Work order:
Find the lines in the records that carry the word "Suche". Copy each one.

Task material:
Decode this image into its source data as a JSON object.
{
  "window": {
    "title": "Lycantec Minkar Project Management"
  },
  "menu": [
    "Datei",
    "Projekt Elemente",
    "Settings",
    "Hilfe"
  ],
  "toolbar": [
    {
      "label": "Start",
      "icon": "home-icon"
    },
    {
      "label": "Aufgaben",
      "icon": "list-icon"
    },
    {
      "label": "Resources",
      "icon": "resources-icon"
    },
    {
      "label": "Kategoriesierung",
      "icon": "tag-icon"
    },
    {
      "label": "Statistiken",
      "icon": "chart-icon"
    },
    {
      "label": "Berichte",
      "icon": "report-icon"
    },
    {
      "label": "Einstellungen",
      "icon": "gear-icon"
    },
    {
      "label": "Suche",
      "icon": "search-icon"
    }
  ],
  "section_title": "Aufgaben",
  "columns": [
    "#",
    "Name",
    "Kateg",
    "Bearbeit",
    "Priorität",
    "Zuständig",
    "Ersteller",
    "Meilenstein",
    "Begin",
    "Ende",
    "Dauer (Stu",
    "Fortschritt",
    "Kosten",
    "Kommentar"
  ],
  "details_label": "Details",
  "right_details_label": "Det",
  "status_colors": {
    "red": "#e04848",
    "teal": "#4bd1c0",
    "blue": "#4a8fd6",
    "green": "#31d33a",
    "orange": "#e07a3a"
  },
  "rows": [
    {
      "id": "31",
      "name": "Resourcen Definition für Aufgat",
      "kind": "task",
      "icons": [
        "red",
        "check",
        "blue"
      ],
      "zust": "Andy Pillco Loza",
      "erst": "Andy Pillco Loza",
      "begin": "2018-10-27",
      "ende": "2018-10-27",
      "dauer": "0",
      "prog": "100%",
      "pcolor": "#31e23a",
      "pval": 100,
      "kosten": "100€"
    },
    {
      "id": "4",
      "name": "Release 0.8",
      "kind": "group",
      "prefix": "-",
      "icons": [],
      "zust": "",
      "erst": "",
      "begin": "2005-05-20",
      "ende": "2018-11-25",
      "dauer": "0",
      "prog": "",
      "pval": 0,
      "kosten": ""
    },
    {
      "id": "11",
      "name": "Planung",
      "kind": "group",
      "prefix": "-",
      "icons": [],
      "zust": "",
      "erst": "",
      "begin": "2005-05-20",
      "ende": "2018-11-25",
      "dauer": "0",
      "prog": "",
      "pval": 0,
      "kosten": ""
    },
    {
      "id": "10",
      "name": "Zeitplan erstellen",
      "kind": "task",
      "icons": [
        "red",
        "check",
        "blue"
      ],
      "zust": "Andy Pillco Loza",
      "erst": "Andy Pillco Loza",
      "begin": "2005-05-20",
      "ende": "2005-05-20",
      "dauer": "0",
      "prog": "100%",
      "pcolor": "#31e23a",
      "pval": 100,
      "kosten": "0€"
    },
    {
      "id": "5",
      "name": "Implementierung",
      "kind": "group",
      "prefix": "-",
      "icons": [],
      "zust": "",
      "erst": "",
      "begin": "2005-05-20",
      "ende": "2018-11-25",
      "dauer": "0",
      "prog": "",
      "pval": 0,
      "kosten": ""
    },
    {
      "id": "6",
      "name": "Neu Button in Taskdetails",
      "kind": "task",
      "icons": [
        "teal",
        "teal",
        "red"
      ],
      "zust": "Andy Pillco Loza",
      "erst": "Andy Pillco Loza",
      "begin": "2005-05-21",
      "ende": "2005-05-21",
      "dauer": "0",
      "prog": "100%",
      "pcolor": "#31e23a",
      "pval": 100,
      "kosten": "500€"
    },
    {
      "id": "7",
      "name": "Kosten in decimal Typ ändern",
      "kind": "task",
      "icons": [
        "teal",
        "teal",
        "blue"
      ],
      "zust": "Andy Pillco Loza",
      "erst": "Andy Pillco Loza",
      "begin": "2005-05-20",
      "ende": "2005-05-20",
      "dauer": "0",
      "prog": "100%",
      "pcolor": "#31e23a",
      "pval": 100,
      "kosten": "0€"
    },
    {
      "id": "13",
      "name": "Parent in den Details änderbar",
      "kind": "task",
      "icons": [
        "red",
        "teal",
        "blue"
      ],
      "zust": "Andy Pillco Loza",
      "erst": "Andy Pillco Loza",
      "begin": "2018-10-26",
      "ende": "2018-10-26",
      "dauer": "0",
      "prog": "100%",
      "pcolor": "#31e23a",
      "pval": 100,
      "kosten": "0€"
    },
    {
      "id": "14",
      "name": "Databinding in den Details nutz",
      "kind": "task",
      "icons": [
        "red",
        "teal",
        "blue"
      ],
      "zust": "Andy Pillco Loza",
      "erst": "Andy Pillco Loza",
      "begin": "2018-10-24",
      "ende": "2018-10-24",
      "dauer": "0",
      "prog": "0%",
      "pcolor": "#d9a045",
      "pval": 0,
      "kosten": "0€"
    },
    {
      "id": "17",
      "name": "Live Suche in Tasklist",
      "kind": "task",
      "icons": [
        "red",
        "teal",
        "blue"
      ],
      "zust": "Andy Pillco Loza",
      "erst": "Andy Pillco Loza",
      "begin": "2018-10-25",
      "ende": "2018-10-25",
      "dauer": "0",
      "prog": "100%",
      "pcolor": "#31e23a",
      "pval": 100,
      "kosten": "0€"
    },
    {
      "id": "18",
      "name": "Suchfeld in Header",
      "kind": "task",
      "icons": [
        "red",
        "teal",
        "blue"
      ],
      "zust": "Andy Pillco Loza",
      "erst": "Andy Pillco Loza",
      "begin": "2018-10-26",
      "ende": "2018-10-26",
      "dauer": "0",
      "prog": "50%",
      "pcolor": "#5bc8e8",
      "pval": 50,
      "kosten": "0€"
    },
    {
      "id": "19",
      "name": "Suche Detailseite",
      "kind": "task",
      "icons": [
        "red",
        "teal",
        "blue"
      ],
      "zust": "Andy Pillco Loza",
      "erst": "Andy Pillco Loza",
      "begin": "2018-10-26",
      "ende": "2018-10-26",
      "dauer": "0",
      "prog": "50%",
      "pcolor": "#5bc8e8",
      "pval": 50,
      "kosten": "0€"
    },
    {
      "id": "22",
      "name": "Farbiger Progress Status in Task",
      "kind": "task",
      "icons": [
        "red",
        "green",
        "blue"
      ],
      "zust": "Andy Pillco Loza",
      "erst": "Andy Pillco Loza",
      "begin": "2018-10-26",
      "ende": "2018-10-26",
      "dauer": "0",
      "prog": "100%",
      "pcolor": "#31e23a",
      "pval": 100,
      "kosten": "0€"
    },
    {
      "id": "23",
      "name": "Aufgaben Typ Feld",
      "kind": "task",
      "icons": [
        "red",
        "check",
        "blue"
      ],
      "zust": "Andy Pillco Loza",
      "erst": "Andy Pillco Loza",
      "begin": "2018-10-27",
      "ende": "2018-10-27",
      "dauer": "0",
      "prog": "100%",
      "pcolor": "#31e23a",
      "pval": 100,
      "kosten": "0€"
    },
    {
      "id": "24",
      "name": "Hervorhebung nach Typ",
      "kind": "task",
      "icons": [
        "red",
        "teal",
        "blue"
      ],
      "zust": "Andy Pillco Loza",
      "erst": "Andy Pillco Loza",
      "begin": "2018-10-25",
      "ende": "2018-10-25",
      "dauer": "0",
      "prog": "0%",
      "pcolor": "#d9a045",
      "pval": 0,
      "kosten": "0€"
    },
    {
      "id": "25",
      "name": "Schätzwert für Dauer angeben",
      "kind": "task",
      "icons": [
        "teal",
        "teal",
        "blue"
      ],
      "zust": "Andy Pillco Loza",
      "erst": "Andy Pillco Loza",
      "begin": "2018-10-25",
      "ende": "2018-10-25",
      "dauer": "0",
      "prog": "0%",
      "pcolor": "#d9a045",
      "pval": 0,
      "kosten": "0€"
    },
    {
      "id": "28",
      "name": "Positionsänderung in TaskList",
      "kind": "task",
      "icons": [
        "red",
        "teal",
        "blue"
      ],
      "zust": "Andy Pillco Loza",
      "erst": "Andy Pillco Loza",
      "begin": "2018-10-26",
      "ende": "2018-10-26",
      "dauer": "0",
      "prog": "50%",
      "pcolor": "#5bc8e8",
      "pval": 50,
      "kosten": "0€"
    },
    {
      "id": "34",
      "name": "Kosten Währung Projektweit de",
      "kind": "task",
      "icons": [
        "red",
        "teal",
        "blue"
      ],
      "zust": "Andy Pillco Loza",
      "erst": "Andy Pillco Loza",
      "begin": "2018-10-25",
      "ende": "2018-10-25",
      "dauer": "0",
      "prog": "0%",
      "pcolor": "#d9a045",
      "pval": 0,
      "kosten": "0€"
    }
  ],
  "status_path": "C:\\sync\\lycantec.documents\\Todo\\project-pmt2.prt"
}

Answer box:
      "label": "Suche",
      "name": "Live Suche in Tasklist",
      "name": "Suche Detailseite",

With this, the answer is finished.